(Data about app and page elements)
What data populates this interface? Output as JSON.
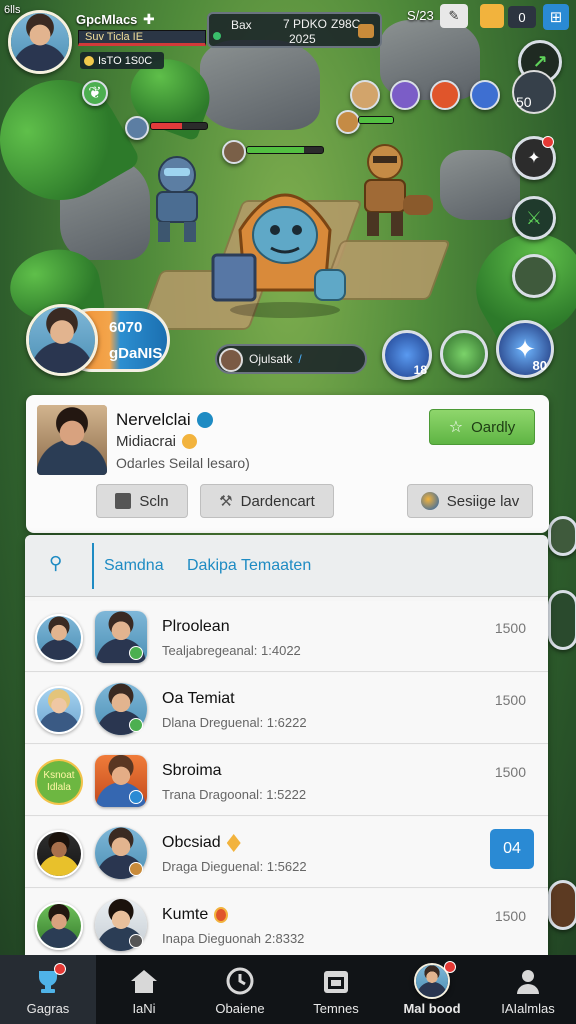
{
  "status_bar": {
    "carrier": "6lls",
    "time": "S/23"
  },
  "hud": {
    "player_name": "GpcMlacs",
    "player_title": "Suv Ticla IE",
    "stat_label": "IsTO 1S0C",
    "resource_box": {
      "label": "Bax",
      "line1": "7 PDKO",
      "line2": "2025",
      "extra": "Z98C"
    },
    "top_right_counter": "0",
    "enemy_level": "50"
  },
  "scene": {
    "player_badge": {
      "value1": "6070",
      "value2": "gDaNIS"
    },
    "action_pill": "Ojulsatk",
    "skill_count_1": "18",
    "skill_count_2": "80"
  },
  "profile": {
    "name": "Nervelclai",
    "subtitle": "Midiacrai",
    "description": "Odarles Seilal lesaro)",
    "primary_button": "Oardly",
    "buttons": {
      "b1": "Scln",
      "b2": "Dardencart",
      "b3": "Sesiige lav"
    }
  },
  "list": {
    "tabs": [
      "Samdna",
      "Dakipa Temaaten"
    ],
    "rows": [
      {
        "name": "Plroolean",
        "sub": "Tealjabregeanal: 1:4022",
        "score": "1500"
      },
      {
        "name": "Oa Temiat",
        "sub": "Dlana Dreguenal: 1:6222",
        "score": "1500"
      },
      {
        "name": "Sbroima",
        "sub": "Trana Dragoonal: 1:5222",
        "score": "1500",
        "tag": "Ksnoat Idlala"
      },
      {
        "name": "Obcsiad",
        "sub": "Draga Dieguenal: 1:5622",
        "score": "04"
      },
      {
        "name": "Kumte",
        "sub": "Inapa Dieguonah 2:8332",
        "score": "1500"
      }
    ]
  },
  "bottom_nav": [
    {
      "label": "Gagras",
      "icon": "trophy-icon"
    },
    {
      "label": "IaNi",
      "icon": "home-icon"
    },
    {
      "label": "Obaiene",
      "icon": "clock-icon"
    },
    {
      "label": "Temnes",
      "icon": "calendar-icon"
    },
    {
      "label": "Mal bood",
      "icon": "avatar-icon"
    },
    {
      "label": "IAIalmlas",
      "icon": "person-icon"
    }
  ],
  "colors": {
    "accent_blue": "#1e8bc3",
    "accent_green": "#6cc04a",
    "nav_bg": "#111417"
  }
}
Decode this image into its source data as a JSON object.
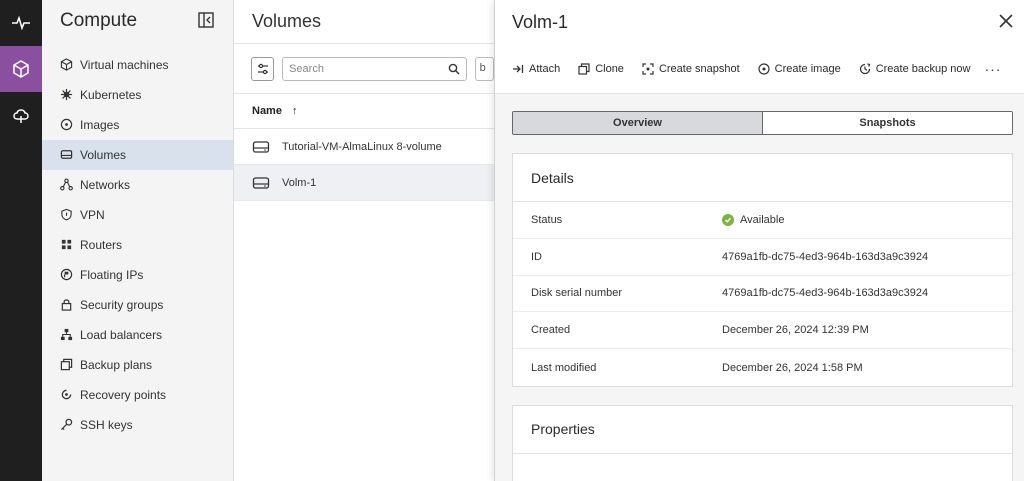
{
  "colors": {
    "rail_bg": "#1f1f1f",
    "rail_active": "#8a4f9e",
    "nav_active": "#d9e1ec",
    "status_ok": "#7cb342"
  },
  "rail": {
    "items": [
      {
        "icon": "activity-icon"
      },
      {
        "icon": "cube-icon",
        "active": true
      },
      {
        "icon": "cloud-upload-icon"
      }
    ]
  },
  "sidebar": {
    "title": "Compute",
    "items": [
      {
        "label": "Virtual machines",
        "icon": "cube-icon"
      },
      {
        "label": "Kubernetes",
        "icon": "kubernetes-icon"
      },
      {
        "label": "Images",
        "icon": "disc-icon"
      },
      {
        "label": "Volumes",
        "icon": "drive-icon",
        "active": true
      },
      {
        "label": "Networks",
        "icon": "network-icon"
      },
      {
        "label": "VPN",
        "icon": "shield-icon"
      },
      {
        "label": "Routers",
        "icon": "router-icon"
      },
      {
        "label": "Floating IPs",
        "icon": "floating-ip-icon"
      },
      {
        "label": "Security groups",
        "icon": "lock-icon"
      },
      {
        "label": "Load balancers",
        "icon": "hierarchy-icon"
      },
      {
        "label": "Backup plans",
        "icon": "backup-icon"
      },
      {
        "label": "Recovery points",
        "icon": "recovery-icon"
      },
      {
        "label": "SSH keys",
        "icon": "key-icon"
      }
    ]
  },
  "main": {
    "title": "Volumes",
    "search_placeholder": "Search",
    "extra_filter": "b",
    "column_name": "Name",
    "sort_arrow": "↑",
    "rows": [
      {
        "name": "Tutorial-VM-AlmaLinux 8-volume"
      },
      {
        "name": "Volm-1",
        "selected": true
      }
    ]
  },
  "drawer": {
    "title": "Volm-1",
    "actions": [
      {
        "label": "Attach",
        "icon": "attach-icon"
      },
      {
        "label": "Clone",
        "icon": "clone-icon"
      },
      {
        "label": "Create snapshot",
        "icon": "snapshot-icon"
      },
      {
        "label": "Create image",
        "icon": "image-icon"
      },
      {
        "label": "Create backup now",
        "icon": "backup-now-icon"
      }
    ],
    "more": "···",
    "tabs": [
      {
        "label": "Overview",
        "active": true
      },
      {
        "label": "Snapshots"
      }
    ],
    "details": {
      "title": "Details",
      "rows": [
        {
          "label": "Status",
          "value": "Available"
        },
        {
          "label": "ID",
          "value": "4769a1fb-dc75-4ed3-964b-163d3a9c3924"
        },
        {
          "label": "Disk serial number",
          "value": "4769a1fb-dc75-4ed3-964b-163d3a9c3924"
        },
        {
          "label": "Created",
          "value": "December 26, 2024 12:39 PM"
        },
        {
          "label": "Last modified",
          "value": "December 26, 2024 1:58 PM"
        }
      ]
    },
    "properties": {
      "title": "Properties"
    }
  }
}
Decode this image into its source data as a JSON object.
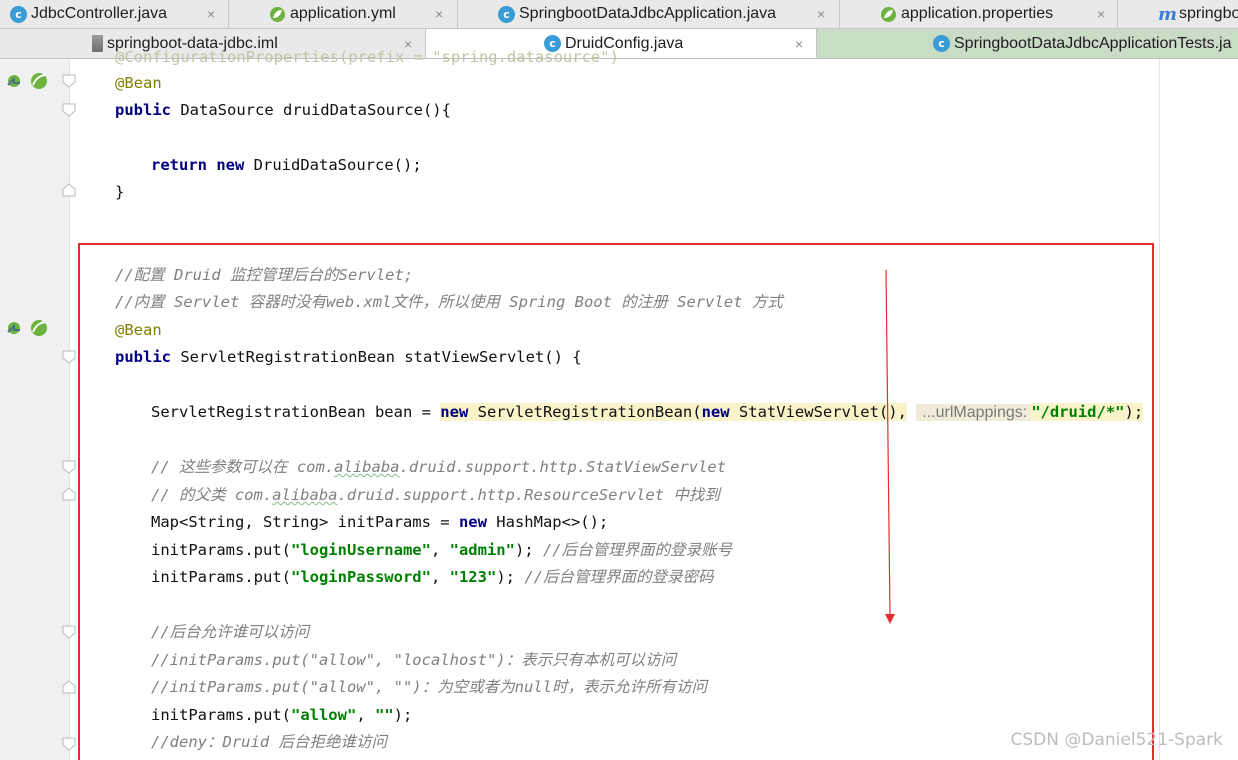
{
  "tabs_row1": [
    {
      "label": "JdbcController.java",
      "icon": "java-class-icon"
    },
    {
      "label": "application.yml",
      "icon": "spring-leaf-icon"
    },
    {
      "label": "SpringbootDataJdbcApplication.java",
      "icon": "spring-app-class-icon"
    },
    {
      "label": "application.properties",
      "icon": "spring-leaf-icon"
    },
    {
      "label": "springbo",
      "icon": "maven-icon"
    }
  ],
  "tabs_row2": [
    {
      "label": "springboot-data-jdbc.iml",
      "icon": "iml-file-icon"
    },
    {
      "label": "DruidConfig.java",
      "icon": "java-class-icon",
      "active": true
    },
    {
      "label": "SpringbootDataJdbcApplicationTests.ja",
      "icon": "spring-app-class-icon"
    }
  ],
  "close_glyph": "×",
  "code": {
    "l0": "@ConfigurationProperties(prefix = \"spring.datasource\")",
    "l1_ann": "@Bean",
    "l2_kw": "public",
    "l2_rest": " DataSource druidDataSource(){",
    "l4_kw1": "return",
    "l4_kw2": "new",
    "l4_rest": " DruidDataSource();",
    "l5": "}",
    "c1": "//配置 Druid 监控管理后台的Servlet;",
    "c2": "//内置 Servlet 容器时没有web.xml文件，所以使用 Spring Boot 的注册 Servlet 方式",
    "l9_ann": "@Bean",
    "l10_kw": "public",
    "l10_rest": " ServletRegistrationBean statViewServlet() {",
    "l12_a": "ServletRegistrationBean bean = ",
    "l12_new1": "new",
    "l12_b": " ServletRegistrationBean(",
    "l12_new2": "new",
    "l12_c": " StatViewServlet(),",
    "l12_hint": "...urlMappings:",
    "l12_str": "\"/druid/*\"",
    "l12_end": ");",
    "c3_a": "// 这些参数可以在 com.",
    "c3_wavy": "alibaba",
    "c3_b": ".druid.support.http.StatViewServlet",
    "c4_a": "// 的父类 com.",
    "c4_wavy": "alibaba",
    "c4_b": ".druid.support.http.ResourceServlet 中找到",
    "l16_a": "Map<String, String> initParams = ",
    "l16_new": "new",
    "l16_b": " HashMap<>();",
    "l17_a": "initParams.put(",
    "l17_s1": "\"loginUsername\"",
    "l17_sep": ", ",
    "l17_s2": "\"admin\"",
    "l17_end": "); ",
    "l17_cm": "//后台管理界面的登录账号",
    "l18_a": "initParams.put(",
    "l18_s1": "\"loginPassword\"",
    "l18_sep": ", ",
    "l18_s2": "\"123\"",
    "l18_end": "); ",
    "l18_cm": "//后台管理界面的登录密码",
    "c5": "//后台允许谁可以访问",
    "c6": "//initParams.put(\"allow\", \"localhost\")：表示只有本机可以访问",
    "c7": "//initParams.put(\"allow\", \"\")：为空或者为null时，表示允许所有访问",
    "l23_a": "initParams.put(",
    "l23_s1": "\"allow\"",
    "l23_sep": ", ",
    "l23_s2": "\"\"",
    "l23_end": ");",
    "c8": "//deny：Druid 后台拒绝谁访问"
  },
  "watermark": "CSDN @Daniel521-Spark",
  "colors": {
    "keyword": "#000080",
    "annotation": "#808000",
    "string": "#008000",
    "comment": "#808080",
    "highlight_box": "#e52b2b"
  }
}
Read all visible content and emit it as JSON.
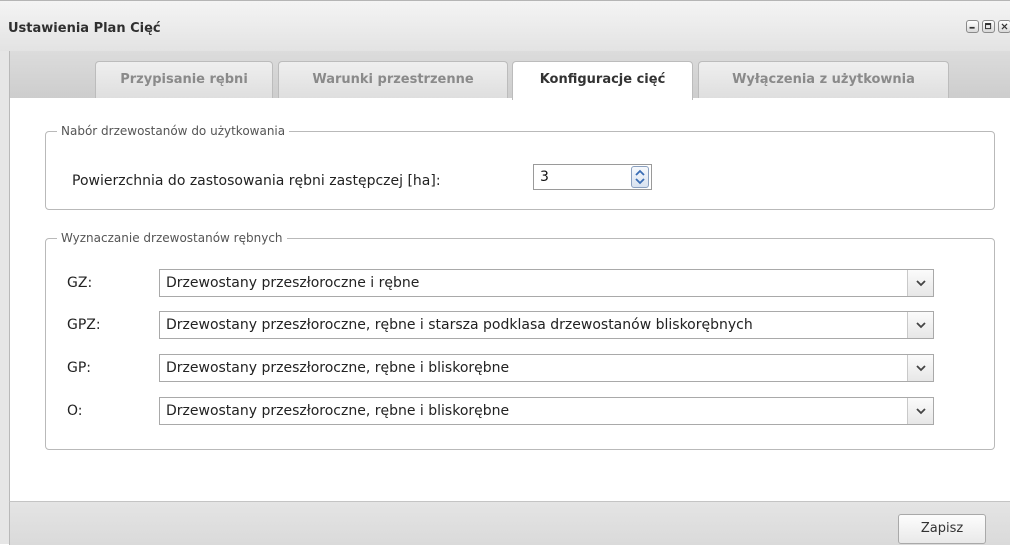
{
  "window": {
    "title": "Ustawienia Plan Cięć"
  },
  "tabs": [
    {
      "label": "Przypisanie rębni",
      "active": false
    },
    {
      "label": "Warunki przestrzenne",
      "active": false
    },
    {
      "label": "Konfiguracje cięć",
      "active": true
    },
    {
      "label": "Wyłączenia z użytkownia",
      "active": false
    }
  ],
  "group1": {
    "legend": "Nabór drzewostanów do użytkowania",
    "field_label": "Powierzchnia do zastosowania rębni zastępczej [ha]:",
    "field_value": "3"
  },
  "group2": {
    "legend": "Wyznaczanie drzewostanów rębnych",
    "rows": [
      {
        "label": "GZ:",
        "value": "Drzewostany przeszłoroczne i rębne"
      },
      {
        "label": "GPZ:",
        "value": "Drzewostany przeszłoroczne, rębne i starsza podklasa drzewostanów bliskorębnych"
      },
      {
        "label": "GP:",
        "value": "Drzewostany przeszłoroczne, rębne i bliskorębne"
      },
      {
        "label": "O:",
        "value": "Drzewostany przeszłoroczne, rębne i bliskorębne"
      }
    ]
  },
  "footer": {
    "save_label": "Zapisz"
  },
  "icons": {
    "minimize": "minimize-icon",
    "maximize": "maximize-icon",
    "close": "close-icon",
    "spinner": "spinner-up-down-icon",
    "dropdown": "chevron-down-icon"
  },
  "colors": {
    "window_bg": "#e6e6e6",
    "content_bg": "#ffffff",
    "spinner_arrow": "#3a6db5"
  }
}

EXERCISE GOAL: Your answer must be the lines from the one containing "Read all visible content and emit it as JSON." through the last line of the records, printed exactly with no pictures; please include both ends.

TASK OUTPUT:
Read all visible content and emit it as JSON.
{
  "window": {
    "title": "Ustawienia Plan Cięć"
  },
  "tabs": [
    {
      "label": "Przypisanie rębni",
      "active": false
    },
    {
      "label": "Warunki przestrzenne",
      "active": false
    },
    {
      "label": "Konfiguracje cięć",
      "active": true
    },
    {
      "label": "Wyłączenia z użytkownia",
      "active": false
    }
  ],
  "group1": {
    "legend": "Nabór drzewostanów do użytkowania",
    "field_label": "Powierzchnia do zastosowania rębni zastępczej [ha]:",
    "field_value": "3"
  },
  "group2": {
    "legend": "Wyznaczanie drzewostanów rębnych",
    "rows": [
      {
        "label": "GZ:",
        "value": "Drzewostany przeszłoroczne i rębne"
      },
      {
        "label": "GPZ:",
        "value": "Drzewostany przeszłoroczne, rębne i starsza podklasa drzewostanów bliskorębnych"
      },
      {
        "label": "GP:",
        "value": "Drzewostany przeszłoroczne, rębne i bliskorębne"
      },
      {
        "label": "O:",
        "value": "Drzewostany przeszłoroczne, rębne i bliskorębne"
      }
    ]
  },
  "footer": {
    "save_label": "Zapisz"
  },
  "icons": {
    "minimize": "minimize-icon",
    "maximize": "maximize-icon",
    "close": "close-icon",
    "spinner": "spinner-up-down-icon",
    "dropdown": "chevron-down-icon"
  },
  "colors": {
    "window_bg": "#e6e6e6",
    "content_bg": "#ffffff",
    "spinner_arrow": "#3a6db5"
  }
}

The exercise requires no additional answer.